Data extracted from a collection
++++

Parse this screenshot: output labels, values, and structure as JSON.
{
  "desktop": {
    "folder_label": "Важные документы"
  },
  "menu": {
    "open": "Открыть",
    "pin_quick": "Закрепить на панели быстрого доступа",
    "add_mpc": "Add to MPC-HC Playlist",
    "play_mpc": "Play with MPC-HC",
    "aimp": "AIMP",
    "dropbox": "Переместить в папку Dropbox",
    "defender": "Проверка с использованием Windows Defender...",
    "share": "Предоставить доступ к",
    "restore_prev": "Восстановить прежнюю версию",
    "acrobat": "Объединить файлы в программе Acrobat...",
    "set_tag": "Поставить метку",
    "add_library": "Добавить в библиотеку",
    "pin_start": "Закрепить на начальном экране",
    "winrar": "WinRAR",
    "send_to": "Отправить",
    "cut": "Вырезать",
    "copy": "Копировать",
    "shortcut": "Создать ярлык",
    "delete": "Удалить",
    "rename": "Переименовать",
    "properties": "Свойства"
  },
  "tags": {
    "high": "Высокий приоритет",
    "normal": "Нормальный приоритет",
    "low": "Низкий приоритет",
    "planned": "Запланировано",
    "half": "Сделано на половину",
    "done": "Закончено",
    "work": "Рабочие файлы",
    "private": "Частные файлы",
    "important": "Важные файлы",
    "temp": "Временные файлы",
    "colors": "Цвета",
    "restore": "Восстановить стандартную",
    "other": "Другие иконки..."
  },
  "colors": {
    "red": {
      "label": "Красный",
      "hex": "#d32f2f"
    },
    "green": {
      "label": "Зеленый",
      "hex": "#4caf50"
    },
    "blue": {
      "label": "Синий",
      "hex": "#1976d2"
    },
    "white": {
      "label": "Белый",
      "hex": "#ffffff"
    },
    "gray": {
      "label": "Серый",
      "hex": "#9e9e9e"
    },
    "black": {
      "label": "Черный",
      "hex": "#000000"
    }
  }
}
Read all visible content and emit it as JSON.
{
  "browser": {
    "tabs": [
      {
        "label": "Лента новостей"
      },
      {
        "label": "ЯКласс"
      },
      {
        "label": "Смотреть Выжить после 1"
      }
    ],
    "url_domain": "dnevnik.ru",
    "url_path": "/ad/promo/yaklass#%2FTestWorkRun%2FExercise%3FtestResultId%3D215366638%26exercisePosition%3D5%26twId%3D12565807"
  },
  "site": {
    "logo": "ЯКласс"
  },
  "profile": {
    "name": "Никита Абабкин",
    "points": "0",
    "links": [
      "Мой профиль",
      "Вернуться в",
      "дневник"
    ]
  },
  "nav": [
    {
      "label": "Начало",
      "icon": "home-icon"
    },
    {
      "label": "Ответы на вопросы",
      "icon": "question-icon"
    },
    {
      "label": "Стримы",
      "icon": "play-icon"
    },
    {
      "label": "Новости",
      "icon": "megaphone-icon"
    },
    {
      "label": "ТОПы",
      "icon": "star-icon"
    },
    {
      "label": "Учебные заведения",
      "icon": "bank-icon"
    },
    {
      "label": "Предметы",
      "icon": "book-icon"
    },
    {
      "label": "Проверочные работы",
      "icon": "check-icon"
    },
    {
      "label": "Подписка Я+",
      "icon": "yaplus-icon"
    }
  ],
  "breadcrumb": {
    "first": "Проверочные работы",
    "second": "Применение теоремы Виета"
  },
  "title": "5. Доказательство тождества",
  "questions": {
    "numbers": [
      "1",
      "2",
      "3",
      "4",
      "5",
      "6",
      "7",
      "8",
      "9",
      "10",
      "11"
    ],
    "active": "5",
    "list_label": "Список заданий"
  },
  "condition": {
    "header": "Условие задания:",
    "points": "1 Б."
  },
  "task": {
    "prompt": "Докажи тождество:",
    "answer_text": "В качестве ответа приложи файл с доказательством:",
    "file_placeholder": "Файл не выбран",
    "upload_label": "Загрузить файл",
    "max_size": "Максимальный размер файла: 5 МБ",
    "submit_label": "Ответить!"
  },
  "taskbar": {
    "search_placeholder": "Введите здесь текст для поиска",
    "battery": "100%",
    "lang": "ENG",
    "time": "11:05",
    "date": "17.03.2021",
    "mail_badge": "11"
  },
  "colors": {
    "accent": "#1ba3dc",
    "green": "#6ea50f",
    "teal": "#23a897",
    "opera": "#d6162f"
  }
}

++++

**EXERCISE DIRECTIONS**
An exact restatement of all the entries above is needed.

**WRITTEN ANSWER**
Parse this screenshot: output labels, values, and structure as JSON.
{
  "desktop": {
    "folder_label": "Важные документы"
  },
  "menu": {
    "open": "Открыть",
    "pin_quick": "Закрепить на панели быстрого доступа",
    "add_mpc": "Add to MPC-HC Playlist",
    "play_mpc": "Play with MPC-HC",
    "aimp": "AIMP",
    "dropbox": "Переместить в папку Dropbox",
    "defender": "Проверка с использованием Windows Defender...",
    "share": "Предоставить доступ к",
    "restore_prev": "Восстановить прежнюю версию",
    "acrobat": "Объединить файлы в программе Acrobat...",
    "set_tag": "Поставить метку",
    "add_library": "Добавить в библиотеку",
    "pin_start": "Закрепить на начальном экране",
    "winrar": "WinRAR",
    "send_to": "Отправить",
    "cut": "Вырезать",
    "copy": "Копировать",
    "shortcut": "Создать ярлык",
    "delete": "Удалить",
    "rename": "Переименовать",
    "properties": "Свойства"
  },
  "tags": {
    "high": "Высокий приоритет",
    "normal": "Нормальный приоритет",
    "low": "Низкий приоритет",
    "planned": "Запланировано",
    "half": "Сделано на половину",
    "done": "Закончено",
    "work": "Рабочие файлы",
    "private": "Частные файлы",
    "important": "Важные файлы",
    "temp": "Временные файлы",
    "colors": "Цвета",
    "restore": "Восстановить стандартную",
    "other": "Другие иконки..."
  },
  "colors": {
    "red": {
      "label": "Красный",
      "hex": "#d32f2f"
    },
    "green": {
      "label": "Зеленый",
      "hex": "#4caf50"
    },
    "blue": {
      "label": "Синий",
      "hex": "#1976d2"
    },
    "white": {
      "label": "Белый",
      "hex": "#ffffff"
    },
    "gray": {
      "label": "Серый",
      "hex": "#9e9e9e"
    },
    "black": {
      "label": "Черный",
      "hex": "#000000"
    }
  }
}
Read all visible content and emit it as JSON.
{
  "browser": {
    "tabs": [
      {
        "label": "Лента новостей"
      },
      {
        "label": "ЯКласс"
      },
      {
        "label": "Смотреть Выжить после 1"
      }
    ],
    "url_domain": "dnevnik.ru",
    "url_path": "/ad/promo/yaklass#%2FTestWorkRun%2FExercise%3FtestResultId%3D215366638%26exercisePosition%3D5%26twId%3D12565807"
  },
  "site": {
    "logo": "ЯКласс"
  },
  "profile": {
    "name": "Никита Абабкин",
    "points": "0",
    "links": [
      "Мой профиль",
      "Вернуться в",
      "дневник"
    ]
  },
  "nav": [
    {
      "label": "Начало",
      "icon": "home-icon"
    },
    {
      "label": "Ответы на вопросы",
      "icon": "question-icon"
    },
    {
      "label": "Стримы",
      "icon": "play-icon"
    },
    {
      "label": "Новости",
      "icon": "megaphone-icon"
    },
    {
      "label": "ТОПы",
      "icon": "star-icon"
    },
    {
      "label": "Учебные заведения",
      "icon": "bank-icon"
    },
    {
      "label": "Предметы",
      "icon": "book-icon"
    },
    {
      "label": "Проверочные работы",
      "icon": "check-icon"
    },
    {
      "label": "Подписка Я+",
      "icon": "yaplus-icon"
    }
  ],
  "breadcrumb": {
    "first": "Проверочные работы",
    "second": "Применение теоремы Виета"
  },
  "title": "5. Доказательство тождества",
  "questions": {
    "numbers": [
      "1",
      "2",
      "3",
      "4",
      "5",
      "6",
      "7",
      "8",
      "9",
      "10",
      "11"
    ],
    "active": "5",
    "list_label": "Список заданий"
  },
  "condition": {
    "header": "Условие задания:",
    "points": "1 Б."
  },
  "task": {
    "prompt": "Докажи тождество:",
    "answer_text": "В качестве ответа приложи файл с доказательством:",
    "file_placeholder": "Файл не выбран",
    "upload_label": "Загрузить файл",
    "max_size": "Максимальный размер файла: 5 МБ",
    "submit_label": "Ответить!"
  },
  "taskbar": {
    "search_placeholder": "Введите здесь текст для поиска",
    "battery": "100%",
    "lang": "ENG",
    "time": "11:05",
    "date": "17.03.2021",
    "mail_badge": "11"
  },
  "colors": {
    "accent": "#1ba3dc",
    "green": "#6ea50f",
    "teal": "#23a897",
    "opera": "#d6162f"
  }
}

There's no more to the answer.